What you are asked to do:
Copy the result of filtering the entries below for lines that include the string "Система".
────
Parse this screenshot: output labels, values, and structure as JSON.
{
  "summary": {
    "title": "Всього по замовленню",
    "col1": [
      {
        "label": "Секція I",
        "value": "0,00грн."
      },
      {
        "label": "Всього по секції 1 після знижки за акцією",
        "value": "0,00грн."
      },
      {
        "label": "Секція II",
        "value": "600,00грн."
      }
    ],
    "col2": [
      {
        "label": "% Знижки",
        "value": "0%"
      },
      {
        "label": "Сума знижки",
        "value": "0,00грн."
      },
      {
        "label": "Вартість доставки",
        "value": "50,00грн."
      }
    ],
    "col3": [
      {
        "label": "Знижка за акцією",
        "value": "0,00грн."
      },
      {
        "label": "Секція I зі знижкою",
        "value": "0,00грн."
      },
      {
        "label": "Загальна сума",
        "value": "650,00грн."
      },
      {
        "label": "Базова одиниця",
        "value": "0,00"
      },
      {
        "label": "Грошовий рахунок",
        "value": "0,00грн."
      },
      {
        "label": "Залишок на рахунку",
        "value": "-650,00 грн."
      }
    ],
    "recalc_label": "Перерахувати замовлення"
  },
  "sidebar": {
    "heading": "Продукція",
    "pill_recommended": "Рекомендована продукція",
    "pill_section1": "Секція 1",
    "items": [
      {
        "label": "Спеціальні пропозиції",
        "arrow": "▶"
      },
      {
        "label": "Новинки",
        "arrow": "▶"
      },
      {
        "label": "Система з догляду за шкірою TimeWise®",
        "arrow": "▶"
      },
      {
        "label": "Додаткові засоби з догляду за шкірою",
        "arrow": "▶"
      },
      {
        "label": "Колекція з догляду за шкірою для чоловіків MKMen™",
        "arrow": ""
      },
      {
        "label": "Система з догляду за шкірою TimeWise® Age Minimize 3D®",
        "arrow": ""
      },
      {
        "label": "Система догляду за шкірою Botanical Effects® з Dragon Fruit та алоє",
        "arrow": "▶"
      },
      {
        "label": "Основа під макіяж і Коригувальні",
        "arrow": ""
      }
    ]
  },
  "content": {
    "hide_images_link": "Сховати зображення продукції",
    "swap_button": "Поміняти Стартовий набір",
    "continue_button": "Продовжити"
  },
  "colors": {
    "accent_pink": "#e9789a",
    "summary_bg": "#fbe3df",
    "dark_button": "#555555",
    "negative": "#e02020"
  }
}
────
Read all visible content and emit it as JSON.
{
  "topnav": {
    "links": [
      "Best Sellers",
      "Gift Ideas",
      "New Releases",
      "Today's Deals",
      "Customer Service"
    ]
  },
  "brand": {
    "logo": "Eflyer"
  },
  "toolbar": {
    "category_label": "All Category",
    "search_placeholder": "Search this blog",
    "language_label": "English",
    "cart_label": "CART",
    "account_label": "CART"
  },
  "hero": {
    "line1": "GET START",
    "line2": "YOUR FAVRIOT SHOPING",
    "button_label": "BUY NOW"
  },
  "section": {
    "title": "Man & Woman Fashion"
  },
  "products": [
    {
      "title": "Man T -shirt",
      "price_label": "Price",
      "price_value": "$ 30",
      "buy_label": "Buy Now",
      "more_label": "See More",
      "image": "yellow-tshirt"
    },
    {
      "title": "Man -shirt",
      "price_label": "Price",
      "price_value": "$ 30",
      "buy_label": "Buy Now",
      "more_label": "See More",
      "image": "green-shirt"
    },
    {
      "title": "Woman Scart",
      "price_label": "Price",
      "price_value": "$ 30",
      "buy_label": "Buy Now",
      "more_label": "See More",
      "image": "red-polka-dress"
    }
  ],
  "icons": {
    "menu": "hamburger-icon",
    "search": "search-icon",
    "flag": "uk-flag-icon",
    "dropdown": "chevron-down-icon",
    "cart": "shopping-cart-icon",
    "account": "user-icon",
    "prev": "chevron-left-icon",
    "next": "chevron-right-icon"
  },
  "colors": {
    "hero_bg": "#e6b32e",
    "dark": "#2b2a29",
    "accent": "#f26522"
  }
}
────
Answer to the exercise:
        "label": "Система з догляду за шкірою TimeWise®",
        "label": "Система з догляду за шкірою TimeWise® Age Minimize 3D®",
        "label": "Система догляду за шкірою Botanical Effects® з Dragon Fruit та алоє",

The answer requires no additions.